In this case, the early warnings were ignored. A few days before the $117,000 hack, there were two smaller breaches in which the network was overrun and calls to the travel agency were re-routed to an adult hotline. These breaches were quickly detected and corrected. However, over the July 4th holiday, a new breach where the network was used for long distance calls to Africa was not detected until those massive charges were rung up.
There are steps enterprises should take to prevent fraud:
1) Access to passwords for sensitive areas related to telecom services needs to be limited.
2) Passwords need to be changed on a regular basis and if there is a security breach, passwords need to be changed immediately.
3) Enterprises need call accounting systems to monitor call activity. Thresholds should be set to alert telecom managers based on call activity, volume, and geographic locations. If an organization doesn’t typically call certain regions, this activity should be detected early so telecom managers can investigate the calls.

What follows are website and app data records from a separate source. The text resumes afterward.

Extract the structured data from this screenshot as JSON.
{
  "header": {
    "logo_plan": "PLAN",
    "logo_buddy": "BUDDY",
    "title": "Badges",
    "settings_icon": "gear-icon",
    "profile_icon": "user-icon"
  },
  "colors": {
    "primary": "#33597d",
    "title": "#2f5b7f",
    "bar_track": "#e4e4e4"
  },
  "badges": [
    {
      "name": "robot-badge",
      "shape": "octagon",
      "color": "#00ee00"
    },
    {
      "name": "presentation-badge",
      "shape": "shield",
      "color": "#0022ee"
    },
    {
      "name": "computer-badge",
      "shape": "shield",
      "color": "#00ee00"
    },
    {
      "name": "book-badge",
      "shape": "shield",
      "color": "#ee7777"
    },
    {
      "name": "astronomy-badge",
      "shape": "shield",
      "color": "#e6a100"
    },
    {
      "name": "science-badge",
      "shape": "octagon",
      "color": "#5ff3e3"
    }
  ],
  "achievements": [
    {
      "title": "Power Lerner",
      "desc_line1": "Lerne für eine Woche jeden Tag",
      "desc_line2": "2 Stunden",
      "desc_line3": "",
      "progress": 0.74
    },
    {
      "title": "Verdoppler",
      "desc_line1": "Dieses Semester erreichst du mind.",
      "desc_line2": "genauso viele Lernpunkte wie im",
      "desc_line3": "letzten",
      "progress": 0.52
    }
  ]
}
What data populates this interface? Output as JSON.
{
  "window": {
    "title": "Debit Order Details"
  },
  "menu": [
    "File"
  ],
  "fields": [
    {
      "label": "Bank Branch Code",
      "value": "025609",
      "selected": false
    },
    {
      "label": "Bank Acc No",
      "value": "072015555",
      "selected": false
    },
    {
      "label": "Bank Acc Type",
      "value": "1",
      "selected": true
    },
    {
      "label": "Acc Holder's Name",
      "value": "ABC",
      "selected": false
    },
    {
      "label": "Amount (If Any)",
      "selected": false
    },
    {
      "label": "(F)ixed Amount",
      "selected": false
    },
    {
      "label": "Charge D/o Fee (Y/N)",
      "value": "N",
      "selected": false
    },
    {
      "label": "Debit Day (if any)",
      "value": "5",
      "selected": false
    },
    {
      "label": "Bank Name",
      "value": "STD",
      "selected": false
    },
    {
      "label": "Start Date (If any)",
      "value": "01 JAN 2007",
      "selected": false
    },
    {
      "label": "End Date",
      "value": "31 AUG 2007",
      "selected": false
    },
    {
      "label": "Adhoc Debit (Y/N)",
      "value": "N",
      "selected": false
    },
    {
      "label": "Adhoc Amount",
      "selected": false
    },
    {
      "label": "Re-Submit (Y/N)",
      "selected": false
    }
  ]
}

In this case, Verizon did not require that the travel agency pay the bill and submit a claim afterwards, but many enterprises are not that fortunate and many hacks are never detected. Telecom Expense Management (TEM) programs can help by establishing thresholds on telecom expenses to proactively alert stakeholders when something is amiss in the network. Without the proper tools in place, enterprises open themselves up to a wide range of vulnerabilities that could potentially cost thousands of dollars in a very short period of time.